“My ever dear Friend: I send Chinese Garavances. Cheese [is] made of them, in China, which so excited my curiosity. Some runnings of salt (I suppose runnet) is put into water, when the meal is in it, to turn to curds. These … are what the Tau-fu is made of.”
A garavance is a chickpea, and Franklin was talking about soybeans. More than 200 years later, Americans no longer think of the tofu made from soybeans as a kind of cheese. Yet it remains a niche ingredient in the U.S. So it’s something of milestone when a major fast-food chain such as Chipotle (CMG) puts tofu on its menu. By the end of this month, the company said, Chipotle restaurants throughout the West Coast will offer a tofu option, called “Sofritas,” for burritos, tacos, burrito bowls, and salads.
Chipotle’s Mexican grill started testing Sofritas, or “shredded tofu braised with chipotle chilis, roasted poblanos, and a blend of aromatic spices,” in seven Bay Area restaurants in February. The organic tofu, which isn’t genetically modified, is made by California’s Hodo Soy, and one reviewer compared the taste to scrambled eggs in “a tomatoey rancheros-like sauce.” Chipotle expanded the tofu experiment to all of California, and Sofritas now account for 4 percent to 5 percent of sales in the state.
“We’re expanding the Sofritas test to include our restaurants in the Pacific Northwest this month, and we’re considering additional markets this fall, when we expect additional supply to become available of our tofu,” Steve Ells, Chipotle founder and co-chief executive officer, said during a recent earnings call.
The success of fast-food tofu in health-conscious California seems plausible, but how it will be received in other regions of America remains an open question. Tofu sales in 2011 were $255 million, down from $258 million in 2008, according to data from Soyatech.
Still, Chipotle expects Sofritas to be popular in other states. Jack Hartung, chief financial officer, raised the possibility of attracting “more people who might not have thought about eating at fast-food restaurants who might be vegan, or vegetarian, or just health-conscious in general” to try the new items.
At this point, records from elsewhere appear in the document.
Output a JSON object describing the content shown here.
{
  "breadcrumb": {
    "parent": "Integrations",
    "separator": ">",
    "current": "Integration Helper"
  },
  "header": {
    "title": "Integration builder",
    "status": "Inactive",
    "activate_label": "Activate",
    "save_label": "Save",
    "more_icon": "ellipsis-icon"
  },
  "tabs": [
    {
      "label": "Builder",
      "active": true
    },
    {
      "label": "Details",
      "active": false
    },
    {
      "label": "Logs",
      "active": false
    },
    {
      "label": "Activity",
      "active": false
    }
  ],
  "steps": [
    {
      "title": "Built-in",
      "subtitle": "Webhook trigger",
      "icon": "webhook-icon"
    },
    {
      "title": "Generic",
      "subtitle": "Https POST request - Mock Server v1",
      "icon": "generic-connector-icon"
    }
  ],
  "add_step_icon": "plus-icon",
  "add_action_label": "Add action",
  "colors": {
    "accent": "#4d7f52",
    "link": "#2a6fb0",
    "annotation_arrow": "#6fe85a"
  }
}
The company is encouraged that some diners who typically eat meat are trying the tofu, which means the market isn’t limited to herbivores. “This isn’t your typical tofu dish,” spokeswoman Danielle Winslow said in an e-mail. The idea, she added, is to create tofu dishes that “would be good enough to have crossover appeal as well.”